The Green Cord Dream by Alex Bryan
https://www.adventistbookcenter.com/Detail.tpl?sku=0816326878

In the continuing quest to rediscover, redefine and renew the Adventist identity, many voices and thinkers go back to stories from key periods of Adventist history. The Green Cord Dream follows in this endeavour, albeit from a sometimes-overlooked part of Adventist history. The dream of the book’s title was an experience of Ellen White as a 15 year old in 1842, a vision of Jesus prior to the Adventist disappointment of 1844.

The Green Cord Dream begins with that disappointment as the expected return of Jesus failed to happen but is quick to refocus on Jesus Himself. And, argues Alex Bryan, this Jesus-centrism continues to be the key to authentic Adventist identity and mission today. “We need green-cord dreams,” Bryan urges. “We need the One. We need Jesus.”

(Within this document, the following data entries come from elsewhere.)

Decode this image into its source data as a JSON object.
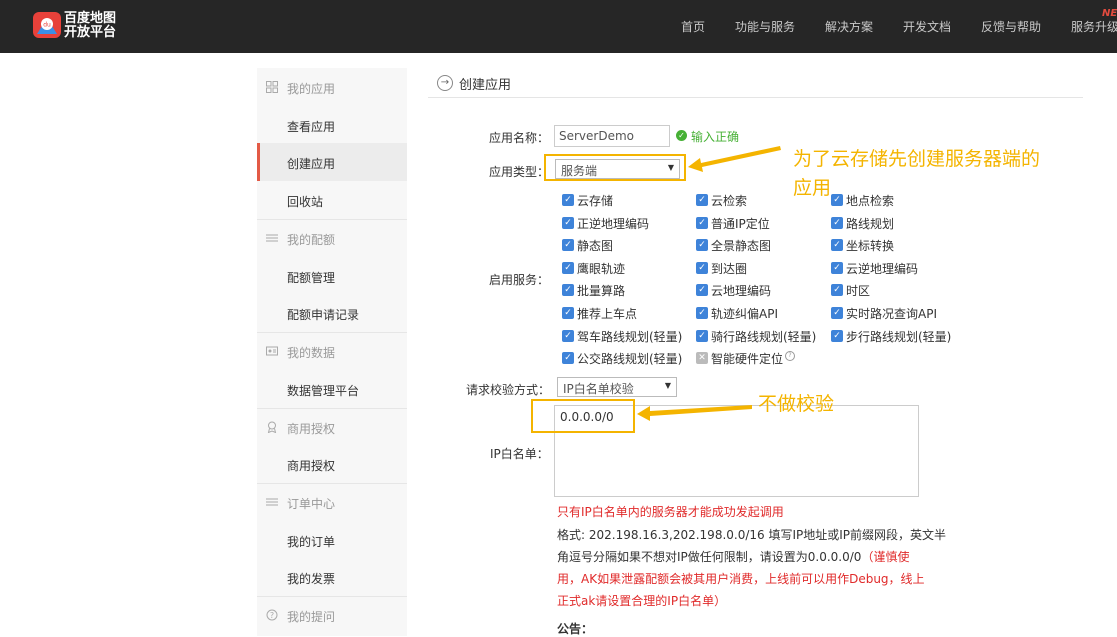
{
  "header": {
    "logo_line1": "百度地图",
    "logo_line2": "开放平台",
    "nav": [
      "首页",
      "功能与服务",
      "解决方案",
      "开发文档",
      "反馈与帮助",
      "服务升级"
    ],
    "new_badge": "NE"
  },
  "sidebar": {
    "groups": [
      {
        "label": "我的应用",
        "icon": "grid-icon",
        "items": [
          "查看应用",
          "创建应用",
          "回收站"
        ]
      },
      {
        "label": "我的配额",
        "icon": "sliders-icon",
        "items": [
          "配额管理",
          "配额申请记录"
        ]
      },
      {
        "label": "我的数据",
        "icon": "id-card-icon",
        "items": [
          "数据管理平台"
        ]
      },
      {
        "label": "商用授权",
        "icon": "badge-icon",
        "items": [
          "商用授权"
        ]
      },
      {
        "label": "订单中心",
        "icon": "list-icon",
        "items": [
          "我的订单",
          "我的发票"
        ]
      },
      {
        "label": "我的提问",
        "icon": "question-icon",
        "items": []
      }
    ],
    "active_item": "创建应用"
  },
  "page": {
    "title": "创建应用",
    "app_name_label": "应用名称：",
    "app_name_value": "ServerDemo",
    "app_name_ok": "输入正确",
    "app_type_label": "应用类型：",
    "app_type_value": "服务端",
    "services_label": "启用服务：",
    "services": [
      [
        "云存储",
        "云检索",
        "地点检索"
      ],
      [
        "正逆地理编码",
        "普通IP定位",
        "路线规划"
      ],
      [
        "静态图",
        "全景静态图",
        "坐标转换"
      ],
      [
        "鹰眼轨迹",
        "到达圈",
        "云逆地理编码"
      ],
      [
        "批量算路",
        "云地理编码",
        "时区"
      ],
      [
        "推荐上车点",
        "轨迹纠偏API",
        "实时路况查询API"
      ],
      [
        "驾车路线规划(轻量)",
        "骑行路线规划(轻量)",
        "步行路线规划(轻量)"
      ],
      [
        "公交路线规划(轻量)",
        "智能硬件定位"
      ]
    ],
    "verify_label": "请求校验方式：",
    "verify_value": "IP白名单校验",
    "whitelist_label": "IP白名单：",
    "whitelist_value": "0.0.0.0/0",
    "help_red1": "只有IP白名单内的服务器才能成功发起调用",
    "help_line2": "格式: 202.198.16.3,202.198.0.0/16 填写IP地址或IP前缀网段，英文半",
    "help_line3_black": "角逗号分隔如果不想对IP做任何限制，请设置为0.0.0.0/0",
    "help_line3_red": "（谨慎使",
    "help_line4": "用，AK如果泄露配额会被其用户消费，上线前可以用作Debug，线上",
    "help_line5": "正式ak请设置合理的IP白名单）",
    "notice": "公告："
  },
  "annotations": {
    "note1_line1": "为了云存储先创建服务器端的",
    "note1_line2": "应用",
    "note2": "不做校验",
    "color": "#f4b400"
  }
}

Bryan is senior pastor of the Walla Walla University Church and co-chair of The One Project (see <www.the1project.org>). Both these roles inform his passionate reflections in The Green Cord Dream. His final chapter suggests that Adventists have significant choices to make in their quest for identity—not something we inherit as much as we choose. In Bryan’s readable and provocative survey, our first choice must always be Jesus.

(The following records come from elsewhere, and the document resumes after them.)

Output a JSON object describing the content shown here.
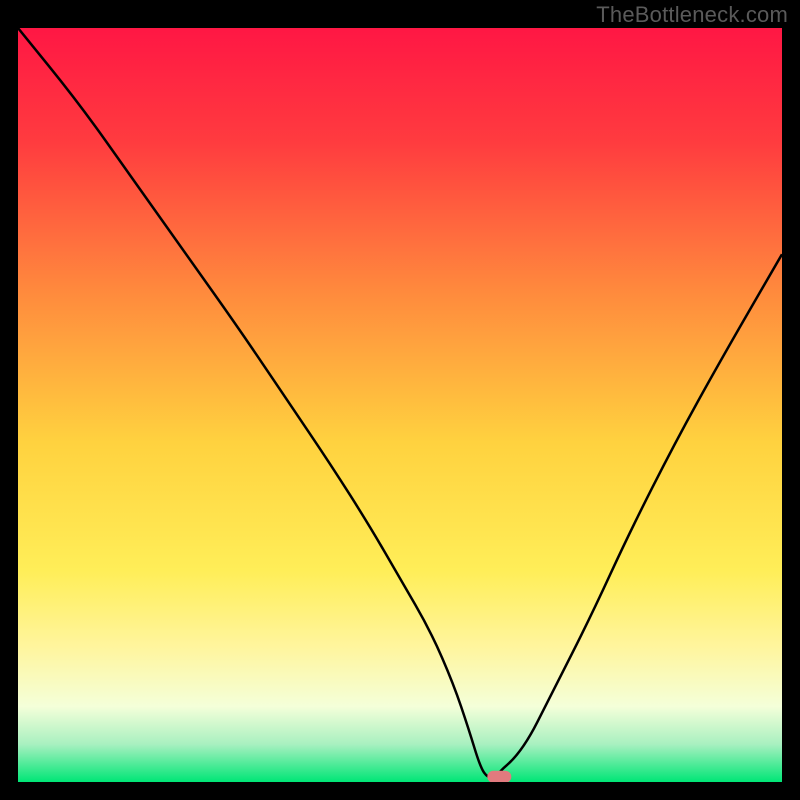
{
  "watermark": "TheBottleneck.com",
  "chart_data": {
    "type": "line",
    "title": "",
    "xlabel": "",
    "ylabel": "",
    "xlim": [
      0,
      100
    ],
    "ylim": [
      0,
      100
    ],
    "background_gradient": {
      "stops": [
        {
          "offset": 0,
          "color": "#ff1744"
        },
        {
          "offset": 15,
          "color": "#ff3b3f"
        },
        {
          "offset": 35,
          "color": "#ff8a3d"
        },
        {
          "offset": 55,
          "color": "#ffd23f"
        },
        {
          "offset": 72,
          "color": "#ffee58"
        },
        {
          "offset": 82,
          "color": "#fff59d"
        },
        {
          "offset": 90,
          "color": "#f4ffd9"
        },
        {
          "offset": 95,
          "color": "#a8f0c0"
        },
        {
          "offset": 100,
          "color": "#00e676"
        }
      ]
    },
    "series": [
      {
        "name": "bottleneck-curve",
        "x": [
          0,
          8,
          15,
          22,
          29,
          35,
          41,
          46,
          50,
          54,
          57,
          59,
          60.5,
          61.5,
          63,
          64.5,
          62,
          66,
          70,
          75,
          80,
          86,
          92,
          100
        ],
        "values": [
          100,
          90,
          80,
          70,
          60,
          51,
          42,
          34,
          27,
          20,
          13,
          7,
          2,
          0.5,
          0.5,
          0.5,
          0.5,
          4,
          12,
          22,
          33,
          45,
          56,
          70
        ]
      }
    ],
    "marker": {
      "x": 63,
      "y": 0.7,
      "color": "#e17a7e"
    }
  }
}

James: The Brother of Jesus by Trudy Morgan Cole
https://www.adventistbookcenter.com/Detail.tpl?sku=081632512X

One of the key challenges surrounding the “old, old story” of Jesus is to keep it ever new, fresh and engaging. Although admitting her hesitation at attempting to re-tell a story of Jesus, author Trudy Morgan Cole has done this through the eyes of her title character, James—in her telling, the older step-brother of Jesus, eventual leader in the early church and author of the New Testament’s Book of James.

James portrays vividly the questions, fears, doubts and discoveries that the first followers of Jesus—including his human family—wrestled with as Jesus’ ministry grew. Those of us familiar with these stories can forget the challenges Jesus and His teaching offered, and that those experiencing this story firsthand did not yet know how it would end.

Immediately after reading James, I picked up Simply Jesus by theologian N T Wright and was struck by similarities in the two books’ descriptions of the social, political and religious landscape in which Jesus lived and died, demonstrating how a well-told biblical narrative can introduce its readers to ideas and insights based on good research. While Wright’s book is not difficult reading, James is likely to attract different readers to some of the same ways of discovery and appreciating anew the story of Jesus.